_Task statement_
The word "value" marks the lines to copy; find all of them in the entries below.
(Dataset excerpts begins)
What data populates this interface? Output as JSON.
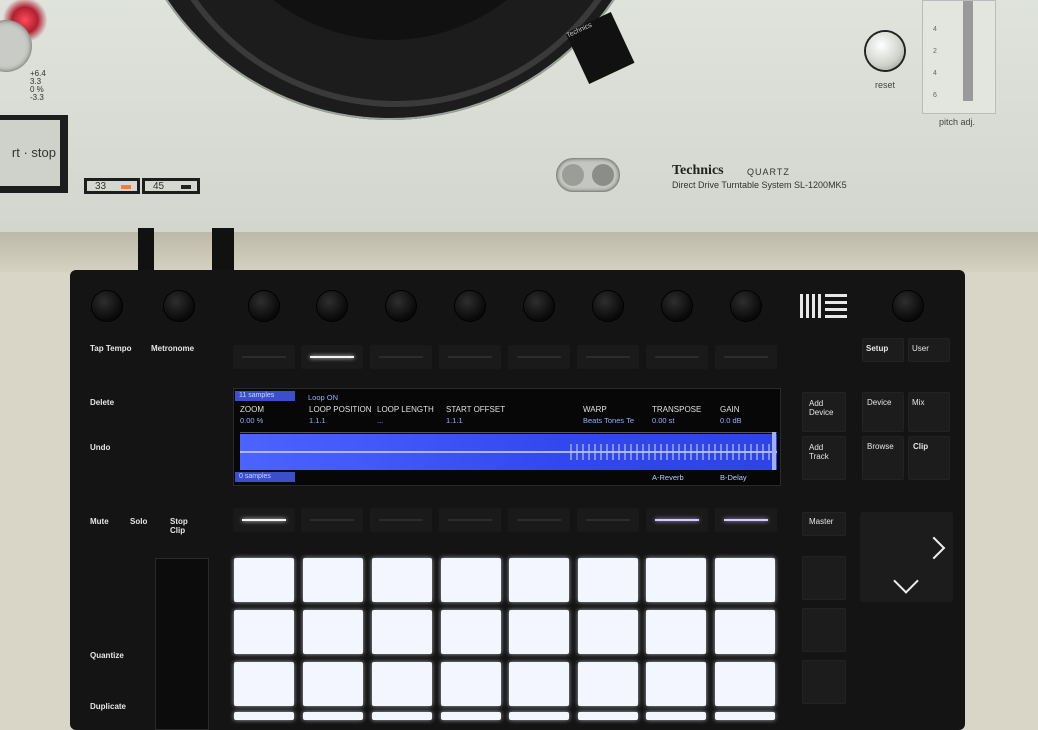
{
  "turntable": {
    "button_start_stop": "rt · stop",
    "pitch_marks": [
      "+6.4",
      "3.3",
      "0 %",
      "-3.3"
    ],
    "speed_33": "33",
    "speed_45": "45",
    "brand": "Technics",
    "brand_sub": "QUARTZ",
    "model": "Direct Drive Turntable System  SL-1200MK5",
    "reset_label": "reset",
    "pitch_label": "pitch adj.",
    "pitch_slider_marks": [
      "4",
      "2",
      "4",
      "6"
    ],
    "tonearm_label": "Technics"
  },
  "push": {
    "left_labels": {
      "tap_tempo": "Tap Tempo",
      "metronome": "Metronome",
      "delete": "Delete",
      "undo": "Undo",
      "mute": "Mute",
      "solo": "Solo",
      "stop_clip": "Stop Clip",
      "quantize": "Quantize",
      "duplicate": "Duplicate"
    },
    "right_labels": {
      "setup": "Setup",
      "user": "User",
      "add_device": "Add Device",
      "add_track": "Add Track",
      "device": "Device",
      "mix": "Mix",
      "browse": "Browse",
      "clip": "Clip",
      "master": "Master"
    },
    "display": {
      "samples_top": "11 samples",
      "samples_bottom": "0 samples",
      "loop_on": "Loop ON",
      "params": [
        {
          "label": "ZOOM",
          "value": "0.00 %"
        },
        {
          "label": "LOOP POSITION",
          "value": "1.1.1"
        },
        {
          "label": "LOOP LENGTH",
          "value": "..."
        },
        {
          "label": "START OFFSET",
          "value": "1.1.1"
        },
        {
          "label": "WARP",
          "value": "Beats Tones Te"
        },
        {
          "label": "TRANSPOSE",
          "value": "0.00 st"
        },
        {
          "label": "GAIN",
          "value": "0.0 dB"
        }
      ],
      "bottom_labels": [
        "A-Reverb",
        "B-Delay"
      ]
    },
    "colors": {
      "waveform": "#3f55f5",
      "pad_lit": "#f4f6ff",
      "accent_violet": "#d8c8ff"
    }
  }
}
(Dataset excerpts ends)
_Answer to this problem_
          "value": "0.00 %"
          "value": "1.1.1"
          "value": "..."
          "value": "1.1.1"
          "value": "Beats Tones Te"
          "value": "0.00 st"
          "value": "0.0 dB"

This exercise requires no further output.